Adrian Clarke looks at key tactical elements of the three clubs joining the Premier League in 2020/21.
The Baggies will return to the Premier League as a calmer but more attack-minded team.
Playing out from the back with assurance under Slaven Bilic, West Brom are encouraged to keep the ball patiently before exploding into life in the final third.
Usually playing in a 4-2-3-1 system, they oozed creativity in the Championship.
Attacking midfielders Matt Phillips and Kamil Grosicki, plus on-loan stars Matheus Pereira, Grady Diangana, Callum Robinson and Filip Krovinovic, all offered terrific guile, pace and skill in 2019/20.

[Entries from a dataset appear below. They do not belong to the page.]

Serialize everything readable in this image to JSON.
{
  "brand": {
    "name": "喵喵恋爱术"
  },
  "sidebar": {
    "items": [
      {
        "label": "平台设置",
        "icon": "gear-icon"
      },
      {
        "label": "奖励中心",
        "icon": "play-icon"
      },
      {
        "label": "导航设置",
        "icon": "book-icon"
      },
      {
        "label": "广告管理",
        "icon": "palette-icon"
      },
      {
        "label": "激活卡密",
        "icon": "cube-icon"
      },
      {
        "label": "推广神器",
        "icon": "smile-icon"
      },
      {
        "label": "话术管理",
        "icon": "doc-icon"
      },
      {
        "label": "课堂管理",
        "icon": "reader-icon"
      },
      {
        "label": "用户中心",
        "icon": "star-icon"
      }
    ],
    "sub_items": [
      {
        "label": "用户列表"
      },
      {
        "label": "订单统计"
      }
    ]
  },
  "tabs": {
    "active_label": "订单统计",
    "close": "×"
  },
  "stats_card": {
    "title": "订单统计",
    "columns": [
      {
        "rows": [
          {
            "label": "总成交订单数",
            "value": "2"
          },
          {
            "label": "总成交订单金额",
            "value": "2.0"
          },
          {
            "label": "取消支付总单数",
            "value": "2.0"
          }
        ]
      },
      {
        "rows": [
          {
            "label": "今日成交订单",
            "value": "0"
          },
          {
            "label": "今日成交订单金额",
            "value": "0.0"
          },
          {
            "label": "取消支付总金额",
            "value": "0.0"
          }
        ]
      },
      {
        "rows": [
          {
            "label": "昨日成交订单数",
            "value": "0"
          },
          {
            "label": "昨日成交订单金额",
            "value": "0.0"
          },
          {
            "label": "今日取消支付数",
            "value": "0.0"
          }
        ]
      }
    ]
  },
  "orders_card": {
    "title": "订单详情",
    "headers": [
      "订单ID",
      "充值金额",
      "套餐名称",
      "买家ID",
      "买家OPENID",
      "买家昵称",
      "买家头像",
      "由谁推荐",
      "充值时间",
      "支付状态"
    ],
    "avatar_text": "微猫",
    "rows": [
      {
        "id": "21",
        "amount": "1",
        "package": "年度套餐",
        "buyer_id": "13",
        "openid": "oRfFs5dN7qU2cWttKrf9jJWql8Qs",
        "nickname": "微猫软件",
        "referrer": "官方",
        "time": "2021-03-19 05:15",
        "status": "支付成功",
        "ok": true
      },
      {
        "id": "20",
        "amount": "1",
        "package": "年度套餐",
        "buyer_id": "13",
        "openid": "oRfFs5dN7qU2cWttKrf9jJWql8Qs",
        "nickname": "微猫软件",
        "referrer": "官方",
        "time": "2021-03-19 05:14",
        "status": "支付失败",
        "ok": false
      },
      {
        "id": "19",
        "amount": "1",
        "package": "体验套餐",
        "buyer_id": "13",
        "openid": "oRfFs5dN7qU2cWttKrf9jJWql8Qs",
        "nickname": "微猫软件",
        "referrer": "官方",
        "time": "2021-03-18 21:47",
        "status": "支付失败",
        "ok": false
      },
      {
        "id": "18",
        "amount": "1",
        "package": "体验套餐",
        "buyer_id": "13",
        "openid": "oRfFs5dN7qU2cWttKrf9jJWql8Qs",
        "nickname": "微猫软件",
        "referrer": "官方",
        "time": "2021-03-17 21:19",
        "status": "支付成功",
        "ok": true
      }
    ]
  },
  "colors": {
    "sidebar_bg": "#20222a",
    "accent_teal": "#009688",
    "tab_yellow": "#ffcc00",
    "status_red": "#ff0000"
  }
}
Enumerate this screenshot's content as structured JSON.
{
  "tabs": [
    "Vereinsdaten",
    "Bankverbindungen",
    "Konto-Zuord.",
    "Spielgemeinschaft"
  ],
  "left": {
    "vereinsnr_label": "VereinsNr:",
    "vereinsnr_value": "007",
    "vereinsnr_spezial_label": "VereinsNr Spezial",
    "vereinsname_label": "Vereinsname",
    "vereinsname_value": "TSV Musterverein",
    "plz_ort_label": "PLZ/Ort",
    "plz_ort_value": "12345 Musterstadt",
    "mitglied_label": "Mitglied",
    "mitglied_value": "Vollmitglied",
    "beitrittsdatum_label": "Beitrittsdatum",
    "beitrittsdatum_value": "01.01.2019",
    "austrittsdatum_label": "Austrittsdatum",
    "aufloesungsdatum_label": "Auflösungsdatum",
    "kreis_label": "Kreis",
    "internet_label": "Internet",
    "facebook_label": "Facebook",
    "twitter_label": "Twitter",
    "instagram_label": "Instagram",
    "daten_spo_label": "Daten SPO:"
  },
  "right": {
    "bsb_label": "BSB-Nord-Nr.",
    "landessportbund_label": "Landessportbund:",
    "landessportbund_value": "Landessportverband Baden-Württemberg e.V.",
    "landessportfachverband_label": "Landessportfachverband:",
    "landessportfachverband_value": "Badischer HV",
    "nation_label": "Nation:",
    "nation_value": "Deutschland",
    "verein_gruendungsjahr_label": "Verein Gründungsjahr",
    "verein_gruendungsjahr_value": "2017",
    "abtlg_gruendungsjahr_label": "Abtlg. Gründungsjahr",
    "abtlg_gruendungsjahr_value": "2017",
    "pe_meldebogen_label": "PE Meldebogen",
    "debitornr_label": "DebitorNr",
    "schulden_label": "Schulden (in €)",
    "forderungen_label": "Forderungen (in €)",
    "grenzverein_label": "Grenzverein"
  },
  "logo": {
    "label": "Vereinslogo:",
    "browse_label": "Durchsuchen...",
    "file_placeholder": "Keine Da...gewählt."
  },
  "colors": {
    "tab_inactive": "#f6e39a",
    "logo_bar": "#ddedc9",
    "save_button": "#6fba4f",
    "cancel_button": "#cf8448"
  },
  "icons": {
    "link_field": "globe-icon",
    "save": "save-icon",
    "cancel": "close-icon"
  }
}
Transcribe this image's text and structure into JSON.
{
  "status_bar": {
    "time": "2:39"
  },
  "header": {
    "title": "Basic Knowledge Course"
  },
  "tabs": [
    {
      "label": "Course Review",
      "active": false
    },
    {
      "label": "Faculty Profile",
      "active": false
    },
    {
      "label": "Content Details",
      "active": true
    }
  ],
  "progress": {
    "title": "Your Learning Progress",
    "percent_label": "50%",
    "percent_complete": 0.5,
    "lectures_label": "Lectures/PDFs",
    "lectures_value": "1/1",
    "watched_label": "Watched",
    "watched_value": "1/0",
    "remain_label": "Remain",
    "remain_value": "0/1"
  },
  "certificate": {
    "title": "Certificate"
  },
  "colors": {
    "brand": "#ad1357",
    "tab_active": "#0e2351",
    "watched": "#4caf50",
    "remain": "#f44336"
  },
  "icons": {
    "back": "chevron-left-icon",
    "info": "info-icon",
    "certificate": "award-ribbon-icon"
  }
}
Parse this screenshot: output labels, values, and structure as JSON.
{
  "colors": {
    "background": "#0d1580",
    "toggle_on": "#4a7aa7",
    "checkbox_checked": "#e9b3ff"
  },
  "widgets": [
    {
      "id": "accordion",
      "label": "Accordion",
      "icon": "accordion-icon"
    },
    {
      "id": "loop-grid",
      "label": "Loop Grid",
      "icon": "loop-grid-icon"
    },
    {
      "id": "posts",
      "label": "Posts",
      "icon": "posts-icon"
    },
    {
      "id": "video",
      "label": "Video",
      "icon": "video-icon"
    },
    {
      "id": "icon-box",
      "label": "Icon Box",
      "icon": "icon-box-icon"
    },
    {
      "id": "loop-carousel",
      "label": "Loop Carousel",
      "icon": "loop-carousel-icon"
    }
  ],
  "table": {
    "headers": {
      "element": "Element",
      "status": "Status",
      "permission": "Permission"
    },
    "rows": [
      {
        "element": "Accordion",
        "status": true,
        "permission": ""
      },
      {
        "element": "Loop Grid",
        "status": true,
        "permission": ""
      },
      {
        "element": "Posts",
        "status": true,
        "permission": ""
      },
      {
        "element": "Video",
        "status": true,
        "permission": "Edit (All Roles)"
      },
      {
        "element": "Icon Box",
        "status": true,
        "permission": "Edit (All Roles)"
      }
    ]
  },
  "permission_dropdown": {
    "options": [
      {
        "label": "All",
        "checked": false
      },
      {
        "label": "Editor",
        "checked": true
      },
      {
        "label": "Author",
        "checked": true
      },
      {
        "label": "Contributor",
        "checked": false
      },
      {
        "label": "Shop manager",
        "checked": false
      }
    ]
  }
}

This was the basis of their promotion campaign, and they have since secured the permanent signing of Pereira, their player of the season last term.
By comparison, Albion averaged 43 goals per season in their eight consecutive Premier League campaigns before their relegation in 2017/18.
West Brom were comeback specialists in last season’s Championship.
They conceded the opening goal on 20 occasions, but only ended up losing seven of those contests.
Displaying grit and resilience under their passionate head coach, Albion averaged 1.25 points per match from 1-0 deficits.
However, recovering from losing positions will prove much tougher in the top flight.
The Baggies scored an impressive 18 goals from set-plays, continuing a longstanding strength for the club.
Now Pereira is staying at the club, with his deliveries Albion are likely to score plenty of goals from dead-ball situations in the Premier League too.
But worryingly for Bilic, his side are not as strong when defending set-plays.
Sixteen of the 45 goals they conceded last season, or 35.6 per cent, came from corners and wide free-kicks.
It was West Brom’s attacking quality that inspired their promotion, but many of their key men were loan players. Replacing the quality they lose is of paramount importance.
The other priority for Bilic this summer will be defensive reinforcements.
In central midfield he may seek to find a new partner for Romaine Sawyers, and throughout 2019/20 he struggled to settle on a favoured back four.
His West Brom side did not concede a huge number of goals, but they are likely to have far less of the ball at the higher level.
The framework of the team must become significantly more robust if they are to avoid shipping a glut of goals this season.
Part 1: Bielsa's Leeds can spring a few surprises
Part 2: Phillips the main man for Leeds
Part 4: Parker's Fulham can learn from the past
Part 5: Hector has transformed Fulham defence
Part 6: Pereira West Brom's creative fulcrum